Episode 95 – Postcards from Regensburg

NOTE: These travel pictures are from travels prior to us becoming nomadic in 2018. Like most of the world, we are staying put right now until the threat from COVID19 is either over or preventable via a vaccine.

Sailing on the Danube from Nuremberg to Regensburg, we travelled past the imposing Befreiungshalle Kelheim (Kelheim Liberation Hall), completed in 1863 on a commission by King Ludwig I as a memorial for the victorious battles against Napoleon in the Wars of Liberation 1813-1815. On the exterior are 18 colossal statues representing the German tribes. If we ever return to Kelheim, I’d love to tour the interior, where 34 white marble goddesses of victory join hands in a dance, supporting 17 gold-plated shields said to be made from the bronze of melted-down guns.

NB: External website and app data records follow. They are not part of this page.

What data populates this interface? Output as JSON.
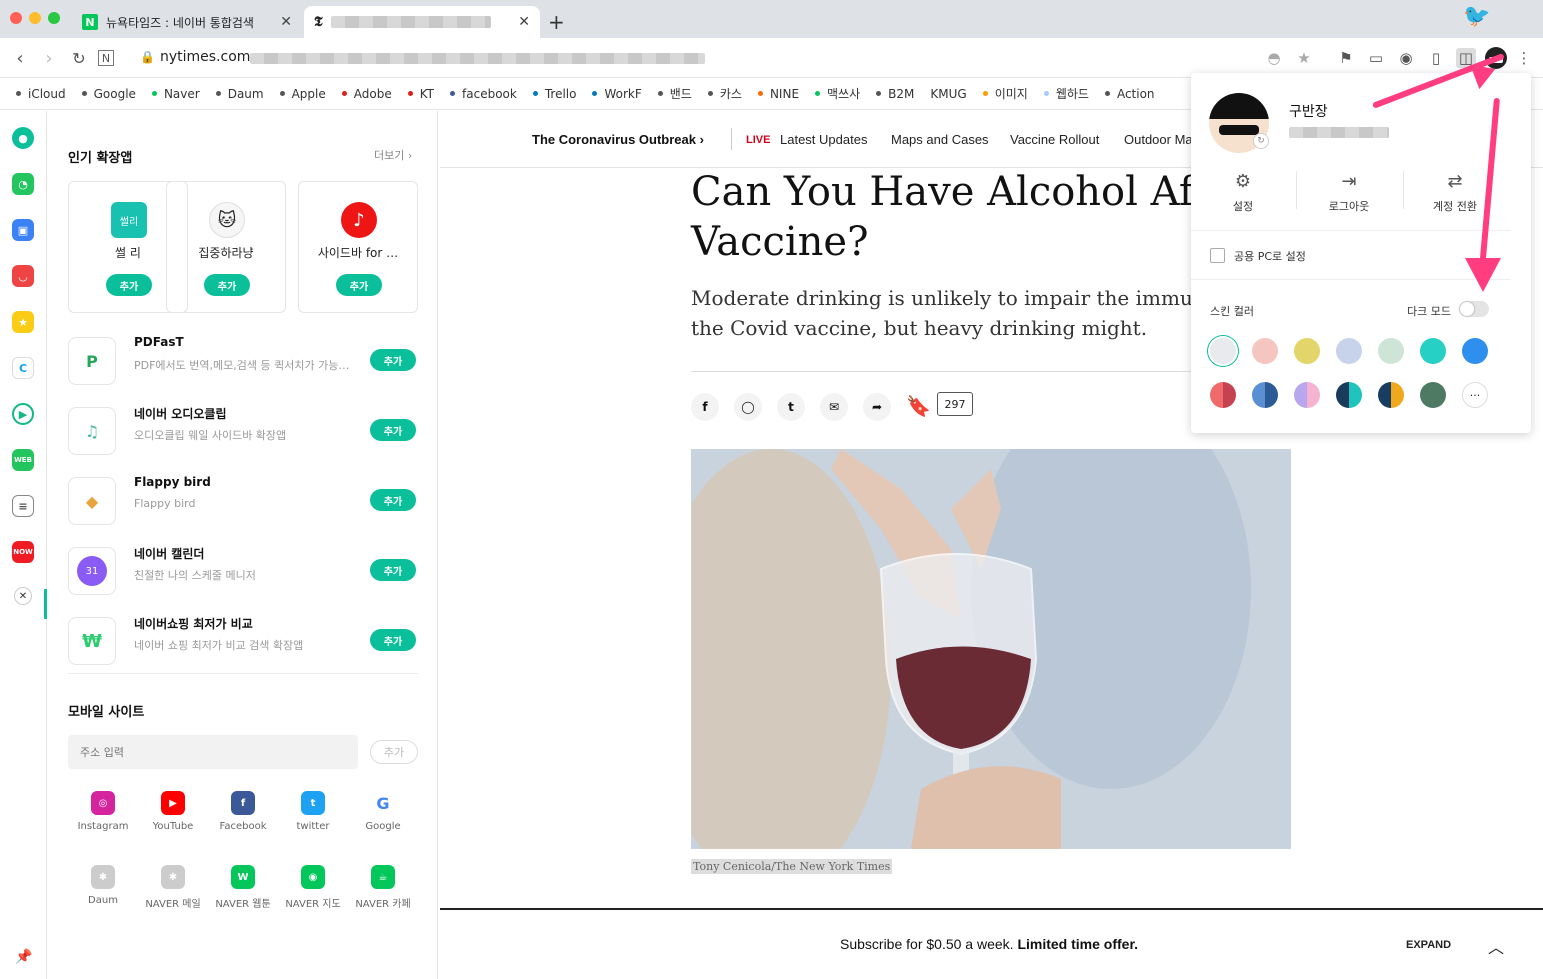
{
  "tabs": [
    {
      "title": "뉴욕타임즈 : 네이버 통합검색",
      "active": false
    },
    {
      "title": "",
      "active": true
    }
  ],
  "address": {
    "url": "nytimes.com"
  },
  "bookmarks": [
    {
      "label": "iCloud",
      "color": "#555555"
    },
    {
      "label": "Google",
      "color": "#555555"
    },
    {
      "label": "Naver",
      "color": "#03c75a"
    },
    {
      "label": "Daum",
      "color": "#555555"
    },
    {
      "label": "Apple",
      "color": "#555555"
    },
    {
      "label": "Adobe",
      "color": "#e01e1e"
    },
    {
      "label": "KT",
      "color": "#e01e1e"
    },
    {
      "label": "facebook",
      "color": "#3b5998"
    },
    {
      "label": "Trello",
      "color": "#0079bf"
    },
    {
      "label": "WorkF",
      "color": "#0079bf"
    },
    {
      "label": "밴드",
      "color": "#555555"
    },
    {
      "label": "카스",
      "color": "#555555"
    },
    {
      "label": "NINE",
      "color": "#ff6a00"
    },
    {
      "label": "맥쓰사",
      "color": "#03c75a"
    },
    {
      "label": "B2M",
      "color": "#555555"
    },
    {
      "label": "KMUG",
      "color": ""
    },
    {
      "label": "이미지",
      "color": "#ff9900"
    },
    {
      "label": "웹하드",
      "color": "#a8c8ff"
    },
    {
      "label": "Action",
      "color": "#555555"
    }
  ],
  "panel": {
    "popular_title": "인기 확장앱",
    "more": "더보기",
    "add_label": "추가",
    "cards": [
      {
        "name": "썰 리",
        "icon_text": "썰리",
        "color": "#19c2b0"
      },
      {
        "name": "집중하라냥",
        "icon_text": "",
        "color": "#f2f2f2"
      },
      {
        "name": "사이드바 for …",
        "icon_text": "♪",
        "color": "#f01515"
      }
    ],
    "apps": [
      {
        "name": "PDFasT",
        "desc": "PDF에서도 번역,메모,검색 등 퀵서치가 가능…",
        "color": "#26a65b",
        "glyph": "P"
      },
      {
        "name": "네이버 오디오클립",
        "desc": "오디오클립 웨일 사이드바 확장앱",
        "color": "#4ab8a3",
        "glyph": "♫"
      },
      {
        "name": "Flappy bird",
        "desc": "Flappy bird",
        "color": "#e8a33a",
        "glyph": "◆"
      },
      {
        "name": "네이버 캘린더",
        "desc": "친절한 나의 스케줄 메니저",
        "color": "#8a5cf5",
        "glyph": "31"
      },
      {
        "name": "네이버쇼핑 최저가 비교",
        "desc": "네이버 쇼핑 최저가 비교 검색 확장앱",
        "color": "#2ecc71",
        "glyph": "₩"
      }
    ],
    "mobile_title": "모바일 사이트",
    "address_placeholder": "주소 입력",
    "address_add": "추가",
    "sites_row1": [
      {
        "label": "Instagram",
        "color": "#d6249f",
        "glyph": "◎"
      },
      {
        "label": "YouTube",
        "color": "#ff0000",
        "glyph": "▶"
      },
      {
        "label": "Facebook",
        "color": "#3b5998",
        "glyph": "f"
      },
      {
        "label": "twitter",
        "color": "#1da1f2",
        "glyph": "t"
      },
      {
        "label": "Google",
        "color": "#ffffff",
        "glyph": "G"
      }
    ],
    "sites_row2": [
      {
        "label": "Daum",
        "color": "#cccccc",
        "glyph": "✱"
      },
      {
        "label": "NAVER 메일",
        "color": "#cccccc",
        "glyph": "✱"
      },
      {
        "label": "NAVER 웹툰",
        "color": "#03c75a",
        "glyph": "W"
      },
      {
        "label": "NAVER 지도",
        "color": "#03c75a",
        "glyph": "◉"
      },
      {
        "label": "NAVER 카페",
        "color": "#03c75a",
        "glyph": "☕"
      }
    ]
  },
  "article": {
    "nav": {
      "outbreak": "The Coronavirus Outbreak ›",
      "live": "LIVE",
      "latest": "Latest Updates",
      "maps": "Maps and Cases",
      "vaccine": "Vaccine Rollout",
      "outdoor": "Outdoor Ma"
    },
    "headline": "Can You Have Alcohol After t Vaccine?",
    "dek": "Moderate drinking is unlikely to impair the immune re the Covid vaccine, but heavy drinking might.",
    "comment_count": "297",
    "caption": "Tony Cenicola/The New York Times",
    "subscribe_text": "Subscribe for $0.50 a week.",
    "subscribe_offer": "Limited time offer.",
    "expand": "EXPAND"
  },
  "popup": {
    "user_name": "구반장",
    "settings": "설정",
    "logout": "로그아웃",
    "switch_account": "계정 전환",
    "public_pc": "공용 PC로 설정",
    "skin_color": "스킨 컬러",
    "dark_mode": "다크 모드",
    "more": "···",
    "swatches_row1": [
      "#e8eaed",
      "#f5c6c0",
      "#e3d56a",
      "#c7d3ea",
      "#cde4d7",
      "#26d0c4",
      "#2f8fef"
    ],
    "swatches_row2": [
      [
        "#ef6b6b",
        "#c74250"
      ],
      [
        "#5b8fd4",
        "#2b5a95"
      ],
      [
        "#b8a6ef",
        "#f6b3d1"
      ],
      [
        "#1a3b5c",
        "#1fc4bc"
      ],
      [
        "#183d60",
        "#f0a81c"
      ],
      [
        "#4e7a63",
        "#4e7a63"
      ]
    ]
  }
}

It was also a route that took us through one of the Danube locks in daylight, allowing us to see its workings (unusual for our itinerary, which involved sailing between cities mostly overnight – in total, on the Rhine, Danube, and Main Rivers, we traversed 68 locks!)

The day’s goal was Regensburg, an important city of the Danube since Roman times, as evidenced by the remains of the east tower of the Praetorian Gate, incorporated into one of the “new” residences.

The 12th century stone bridge, with its 16 arches, was erected around 1135 AD to replace a wooden bridge built by Charlemagne, and was the only bridge across the Danube from Regensburg until the 1930’s. While we were there in 2013 it was closed to vehicles so that it could undergo repairs. Pedestrians and bicyclists were still being allowed to use it.

The mediaeval Altstadt (old town) remains nearly intact, not having suffered much damage during WWII. Regensburg was both a bishopric and an imperial city until 1803, and the quality of the architecture reflects its prosperity.

Gothic St. Peter’s Cathedral opened in 1530, but was under construction over a period of around 300 years beginning in the 1200’s.

Darn. (Or hooray, depending on which of us you were to ask.) Shops are closed on Sundays, so all I could do was window-shop. To be truthful, we do not buy souvenirs, since we don’t have a home in which to store “stuff” … but I was sorely tempted by the Trachten (traditional costumes), and the most beautiful amber jewellery that I’ve ever seen – BOTH of which are acceptable formal wear all over Germany and Austria.

I guess we’ll just have to go back someday!

Leave a Reply

Fill in your details below or click an icon to log in:

WordPress.com Logo

You are commenting using your WordPress.com account. Log Out /  Change )

Facebook photo

You are commenting using your Facebook account. Log Out /  Change )

Connecting to %s